# Why don't aircraft have DME that can automatically convert the slant range to ground range?

Knowing that $$a^2 = b^2 + c^2$$ where $$a = \text{slant range},\ b= \text{ground range},\ c = \text{height}$$.

Why can't the DME equipment which calculates the slant range then just convert it to the ground range? Surely for navigation and position fixing knowing the actual ground range would be more useful? Is there a practical reason why the slant range has stuck?
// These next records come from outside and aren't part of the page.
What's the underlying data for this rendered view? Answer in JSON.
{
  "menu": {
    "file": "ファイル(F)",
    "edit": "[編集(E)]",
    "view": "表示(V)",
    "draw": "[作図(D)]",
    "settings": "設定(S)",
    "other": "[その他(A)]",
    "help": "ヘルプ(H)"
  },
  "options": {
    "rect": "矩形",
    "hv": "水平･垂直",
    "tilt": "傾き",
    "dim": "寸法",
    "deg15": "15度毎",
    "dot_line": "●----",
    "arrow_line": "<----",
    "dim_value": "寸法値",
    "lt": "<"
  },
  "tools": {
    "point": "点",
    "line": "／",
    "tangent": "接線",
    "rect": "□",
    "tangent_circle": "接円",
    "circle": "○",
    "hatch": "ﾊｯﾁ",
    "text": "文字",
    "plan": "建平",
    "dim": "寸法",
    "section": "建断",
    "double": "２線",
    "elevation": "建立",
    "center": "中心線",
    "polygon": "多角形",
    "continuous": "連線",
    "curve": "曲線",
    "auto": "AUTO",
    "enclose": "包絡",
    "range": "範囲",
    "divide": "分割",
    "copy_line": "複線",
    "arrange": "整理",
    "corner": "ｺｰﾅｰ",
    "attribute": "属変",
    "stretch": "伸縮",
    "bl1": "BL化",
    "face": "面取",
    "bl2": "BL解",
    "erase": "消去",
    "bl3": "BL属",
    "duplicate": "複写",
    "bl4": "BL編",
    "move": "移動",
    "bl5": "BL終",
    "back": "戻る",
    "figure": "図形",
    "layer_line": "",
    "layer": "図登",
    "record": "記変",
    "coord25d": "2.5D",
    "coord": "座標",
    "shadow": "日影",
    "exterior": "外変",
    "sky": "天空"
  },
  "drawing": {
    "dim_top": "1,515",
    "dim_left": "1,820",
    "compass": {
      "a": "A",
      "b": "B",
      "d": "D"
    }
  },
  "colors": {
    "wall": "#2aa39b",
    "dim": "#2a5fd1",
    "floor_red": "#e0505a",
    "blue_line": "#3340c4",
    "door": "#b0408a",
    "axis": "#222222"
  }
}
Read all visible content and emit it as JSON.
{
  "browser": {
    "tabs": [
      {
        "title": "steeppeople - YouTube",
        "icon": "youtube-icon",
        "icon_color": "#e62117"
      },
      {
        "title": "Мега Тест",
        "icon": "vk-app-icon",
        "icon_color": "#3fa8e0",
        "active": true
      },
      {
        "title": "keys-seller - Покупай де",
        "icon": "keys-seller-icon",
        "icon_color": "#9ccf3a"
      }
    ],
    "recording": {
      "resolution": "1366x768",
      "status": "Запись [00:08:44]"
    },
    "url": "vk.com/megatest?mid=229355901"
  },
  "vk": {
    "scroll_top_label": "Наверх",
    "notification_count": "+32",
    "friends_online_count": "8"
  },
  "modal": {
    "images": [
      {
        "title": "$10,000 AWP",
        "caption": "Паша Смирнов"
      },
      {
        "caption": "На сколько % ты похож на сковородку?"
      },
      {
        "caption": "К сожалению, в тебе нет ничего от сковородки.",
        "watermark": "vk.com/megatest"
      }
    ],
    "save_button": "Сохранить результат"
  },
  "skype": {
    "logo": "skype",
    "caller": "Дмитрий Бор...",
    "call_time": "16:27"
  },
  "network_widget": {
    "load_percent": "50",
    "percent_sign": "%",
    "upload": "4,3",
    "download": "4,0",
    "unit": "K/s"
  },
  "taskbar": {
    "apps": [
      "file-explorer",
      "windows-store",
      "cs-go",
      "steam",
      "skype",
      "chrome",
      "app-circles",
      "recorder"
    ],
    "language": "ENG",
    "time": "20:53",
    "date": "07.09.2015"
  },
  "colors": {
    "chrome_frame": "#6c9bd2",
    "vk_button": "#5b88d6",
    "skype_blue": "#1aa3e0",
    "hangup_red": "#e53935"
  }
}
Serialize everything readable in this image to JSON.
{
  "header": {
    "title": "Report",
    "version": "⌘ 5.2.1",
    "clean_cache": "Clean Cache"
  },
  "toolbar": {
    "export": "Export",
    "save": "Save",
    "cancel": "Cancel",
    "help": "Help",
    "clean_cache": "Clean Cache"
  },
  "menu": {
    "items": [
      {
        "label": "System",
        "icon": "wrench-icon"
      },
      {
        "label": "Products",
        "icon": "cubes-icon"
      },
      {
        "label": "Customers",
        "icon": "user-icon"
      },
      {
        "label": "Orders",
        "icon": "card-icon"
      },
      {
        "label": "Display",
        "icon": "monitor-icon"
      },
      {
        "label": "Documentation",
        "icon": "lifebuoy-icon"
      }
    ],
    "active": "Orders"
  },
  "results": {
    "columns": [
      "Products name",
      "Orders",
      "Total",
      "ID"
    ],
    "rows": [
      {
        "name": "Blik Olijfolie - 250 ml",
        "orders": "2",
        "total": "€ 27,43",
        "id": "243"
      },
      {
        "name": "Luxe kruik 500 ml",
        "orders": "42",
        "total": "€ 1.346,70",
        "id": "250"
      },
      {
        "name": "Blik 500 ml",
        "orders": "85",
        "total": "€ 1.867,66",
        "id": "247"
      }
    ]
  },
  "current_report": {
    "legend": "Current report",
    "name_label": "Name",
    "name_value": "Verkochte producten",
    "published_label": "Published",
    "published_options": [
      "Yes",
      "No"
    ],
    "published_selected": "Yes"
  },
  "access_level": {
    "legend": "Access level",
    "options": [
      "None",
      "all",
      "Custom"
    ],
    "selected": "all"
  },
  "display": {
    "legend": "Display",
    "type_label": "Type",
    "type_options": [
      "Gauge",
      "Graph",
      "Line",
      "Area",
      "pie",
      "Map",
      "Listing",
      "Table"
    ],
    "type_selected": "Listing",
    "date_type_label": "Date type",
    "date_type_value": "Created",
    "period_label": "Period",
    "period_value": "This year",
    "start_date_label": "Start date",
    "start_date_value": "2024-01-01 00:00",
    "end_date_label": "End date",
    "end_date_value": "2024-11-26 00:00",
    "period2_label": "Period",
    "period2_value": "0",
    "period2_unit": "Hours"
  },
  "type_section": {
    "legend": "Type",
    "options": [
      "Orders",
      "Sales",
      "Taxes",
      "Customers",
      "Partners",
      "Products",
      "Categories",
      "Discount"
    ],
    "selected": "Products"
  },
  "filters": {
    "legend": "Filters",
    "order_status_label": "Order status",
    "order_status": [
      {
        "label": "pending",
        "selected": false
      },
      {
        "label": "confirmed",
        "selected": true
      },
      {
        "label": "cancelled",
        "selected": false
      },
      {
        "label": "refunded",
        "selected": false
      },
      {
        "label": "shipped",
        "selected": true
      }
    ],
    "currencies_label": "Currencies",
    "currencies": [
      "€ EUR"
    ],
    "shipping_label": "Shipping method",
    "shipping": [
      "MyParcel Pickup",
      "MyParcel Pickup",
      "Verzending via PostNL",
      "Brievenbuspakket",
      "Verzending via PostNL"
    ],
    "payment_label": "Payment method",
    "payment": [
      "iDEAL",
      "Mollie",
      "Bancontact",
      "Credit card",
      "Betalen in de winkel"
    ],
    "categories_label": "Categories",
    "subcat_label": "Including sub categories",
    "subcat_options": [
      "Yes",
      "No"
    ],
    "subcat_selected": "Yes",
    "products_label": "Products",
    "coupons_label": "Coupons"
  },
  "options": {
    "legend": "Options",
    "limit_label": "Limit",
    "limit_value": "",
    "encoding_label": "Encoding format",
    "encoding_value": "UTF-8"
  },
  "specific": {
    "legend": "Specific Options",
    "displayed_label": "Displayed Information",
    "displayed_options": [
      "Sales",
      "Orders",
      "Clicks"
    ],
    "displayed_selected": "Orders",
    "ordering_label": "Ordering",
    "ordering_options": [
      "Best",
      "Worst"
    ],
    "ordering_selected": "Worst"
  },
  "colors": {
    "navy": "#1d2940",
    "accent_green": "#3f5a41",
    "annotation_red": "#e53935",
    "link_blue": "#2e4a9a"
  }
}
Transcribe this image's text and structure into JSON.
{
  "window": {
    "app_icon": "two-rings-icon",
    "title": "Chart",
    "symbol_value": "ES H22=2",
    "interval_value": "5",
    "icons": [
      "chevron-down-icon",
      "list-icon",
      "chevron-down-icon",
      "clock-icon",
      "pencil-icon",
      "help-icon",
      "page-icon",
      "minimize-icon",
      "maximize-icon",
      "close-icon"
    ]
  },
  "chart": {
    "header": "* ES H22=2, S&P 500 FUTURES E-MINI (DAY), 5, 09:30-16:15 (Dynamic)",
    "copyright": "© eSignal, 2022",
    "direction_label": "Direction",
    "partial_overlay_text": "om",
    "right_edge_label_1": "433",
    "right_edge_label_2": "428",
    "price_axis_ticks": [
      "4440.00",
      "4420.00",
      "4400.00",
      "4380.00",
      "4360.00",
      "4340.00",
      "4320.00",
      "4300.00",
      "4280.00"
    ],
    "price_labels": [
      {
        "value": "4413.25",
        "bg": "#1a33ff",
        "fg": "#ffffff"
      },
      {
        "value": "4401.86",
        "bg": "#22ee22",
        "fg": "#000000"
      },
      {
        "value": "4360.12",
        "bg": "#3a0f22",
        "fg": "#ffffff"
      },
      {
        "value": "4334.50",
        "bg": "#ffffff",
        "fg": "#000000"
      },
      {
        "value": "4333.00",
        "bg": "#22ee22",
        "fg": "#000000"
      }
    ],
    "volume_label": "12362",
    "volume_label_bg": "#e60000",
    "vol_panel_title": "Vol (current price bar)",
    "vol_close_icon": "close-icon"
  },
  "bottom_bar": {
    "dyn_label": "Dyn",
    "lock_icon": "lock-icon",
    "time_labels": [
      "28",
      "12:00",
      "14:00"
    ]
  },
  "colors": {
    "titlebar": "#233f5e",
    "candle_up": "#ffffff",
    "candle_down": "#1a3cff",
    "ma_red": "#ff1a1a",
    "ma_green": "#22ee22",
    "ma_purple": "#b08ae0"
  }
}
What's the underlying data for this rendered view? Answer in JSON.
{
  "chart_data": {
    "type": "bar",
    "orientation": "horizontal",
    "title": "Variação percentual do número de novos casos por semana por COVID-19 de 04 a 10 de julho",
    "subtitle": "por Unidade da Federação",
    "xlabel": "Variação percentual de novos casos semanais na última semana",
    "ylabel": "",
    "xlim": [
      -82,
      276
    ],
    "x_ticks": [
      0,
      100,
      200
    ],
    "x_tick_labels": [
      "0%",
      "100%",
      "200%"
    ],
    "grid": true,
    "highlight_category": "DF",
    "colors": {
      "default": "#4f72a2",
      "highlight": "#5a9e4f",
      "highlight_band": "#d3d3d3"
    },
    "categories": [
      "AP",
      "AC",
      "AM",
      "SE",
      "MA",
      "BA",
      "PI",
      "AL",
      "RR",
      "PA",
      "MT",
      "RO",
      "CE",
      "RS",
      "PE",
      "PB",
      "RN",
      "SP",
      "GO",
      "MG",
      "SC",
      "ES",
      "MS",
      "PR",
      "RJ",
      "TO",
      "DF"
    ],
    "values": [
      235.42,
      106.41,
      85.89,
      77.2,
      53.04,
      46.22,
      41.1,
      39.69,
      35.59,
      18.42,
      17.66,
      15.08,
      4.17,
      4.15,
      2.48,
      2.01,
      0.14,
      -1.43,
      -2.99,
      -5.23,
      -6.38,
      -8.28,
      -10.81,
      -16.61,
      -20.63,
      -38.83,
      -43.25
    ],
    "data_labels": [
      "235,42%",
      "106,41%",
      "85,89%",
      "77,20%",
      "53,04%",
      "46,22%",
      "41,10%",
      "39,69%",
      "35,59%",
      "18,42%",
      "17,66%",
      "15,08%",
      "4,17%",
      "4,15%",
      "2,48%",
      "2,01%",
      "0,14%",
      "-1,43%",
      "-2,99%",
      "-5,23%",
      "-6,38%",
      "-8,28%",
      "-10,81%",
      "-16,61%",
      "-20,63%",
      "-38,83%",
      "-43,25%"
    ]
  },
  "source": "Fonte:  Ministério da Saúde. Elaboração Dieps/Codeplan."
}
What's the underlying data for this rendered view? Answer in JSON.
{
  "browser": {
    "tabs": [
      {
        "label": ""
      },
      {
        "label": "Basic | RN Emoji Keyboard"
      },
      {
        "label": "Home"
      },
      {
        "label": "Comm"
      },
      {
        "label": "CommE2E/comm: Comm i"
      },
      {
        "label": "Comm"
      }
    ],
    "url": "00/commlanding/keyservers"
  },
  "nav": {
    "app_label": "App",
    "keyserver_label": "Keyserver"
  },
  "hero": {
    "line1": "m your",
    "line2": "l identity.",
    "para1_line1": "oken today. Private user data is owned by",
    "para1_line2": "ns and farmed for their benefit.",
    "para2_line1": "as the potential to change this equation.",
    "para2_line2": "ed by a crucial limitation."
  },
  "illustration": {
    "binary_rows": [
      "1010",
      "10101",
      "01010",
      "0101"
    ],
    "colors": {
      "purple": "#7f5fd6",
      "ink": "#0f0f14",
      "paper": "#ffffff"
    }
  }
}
• Unless you're really close to the station, the difference isn't big enough to matter. The DME signal is very simple, and simple systems are inherently more reliable. Mar 15, 2020 at 17:05
• This simply is not mathematically possible (as well as being not KISS, and not in number domain). Mar 16, 2020 at 18:33
• If you're in a plane flying at 5,000 feet and the DME indicates you're 25 miles from the station (assumed to be at sea level), your actual distance to the station is 24.98 miles. How critical is that 100 feet? Mar 16, 2020 at 19:24

## 2 Answers

There's no accurate and simple way to know the height above the station in order to do the calculation with the existing equipment. Altitude is not an indicator as the DME station may be above sea level. If your airplane is at 15,000ft and the station is at sea level you'll get one answer, if the station is at 10,000ft you'd get a completely different result, and mistakes could compromise safety.

The only way your proposed system would work is if the DME device had a complete database of every station height and altimeter readings, which would require upgrading the DME devices at great expense. I don't think anyone is interested in that when you can have GPS for a lot less money.

• The alternative is if each DME station broadcast its elevation. However, its just not necessary: DME is used to inform pilots when they're getting close to a station, the precision of slant-range adjustment just doesn't add much useful information. Mar 15, 2020 at 13:35
• @abelenky Broadcast how, to what? That'd be an entirely different standard.
– Dan
Mar 15, 2020 at 13:49
• @Dan On a subcarrier, same as VORs send their Morse code identifications. To the DME equipment on the airplane, so it could calculate the slant range. It would be a new version of the same standard; existing DME equipment would ignore the subcarrier and continue to function as normal. Mar 15, 2020 at 18:10
• @GdD: Using a subcarrier in a way that's backwards compatible allows gradual rollout with new planes and when ground stations are being replaced anyway, eventually fixing the "problem" for hypothetical DME2.0 capable planes when approaching ground stations which have upgraded to DME2.0 transmitters. Mar 16, 2020 at 10:48
• When are the ground stations being replaced @PeterCordes? Seriously, nobody is going to spend money on that.
– GdD
Mar 17, 2020 at 8:50

You have to realize that the DME is a justified and ancient nav system. When it was concieved, it was chosen to keep it simple, for obvious reasons.

As it is, it does not have to communicate with any other system, making it a very reliable stand alone device.

There is no need to create a "DME 2.0", we already have gps and other more sophisticated systems to tell us how far we are from any given point in space.

• a justified and ancient nav system Fitted to the Last Plane to Transcentral? Mar 16, 2020 at 14:00
• @Graham: It's Trancentral, as in Trance music. But yes, and its departure time is 3 am. Mar 17, 2020 at 9:09
• @PeterCordes Oops, typo. :) All aboard, all aboard... Mar 17, 2020 at 11:43
• Transcendental 🤔 Mar 17, 2020 at 18:59
• In other words, when DME was invented, avionics didn't have computers. And now it's irrelevant. Aug 11, 2021 at 18:29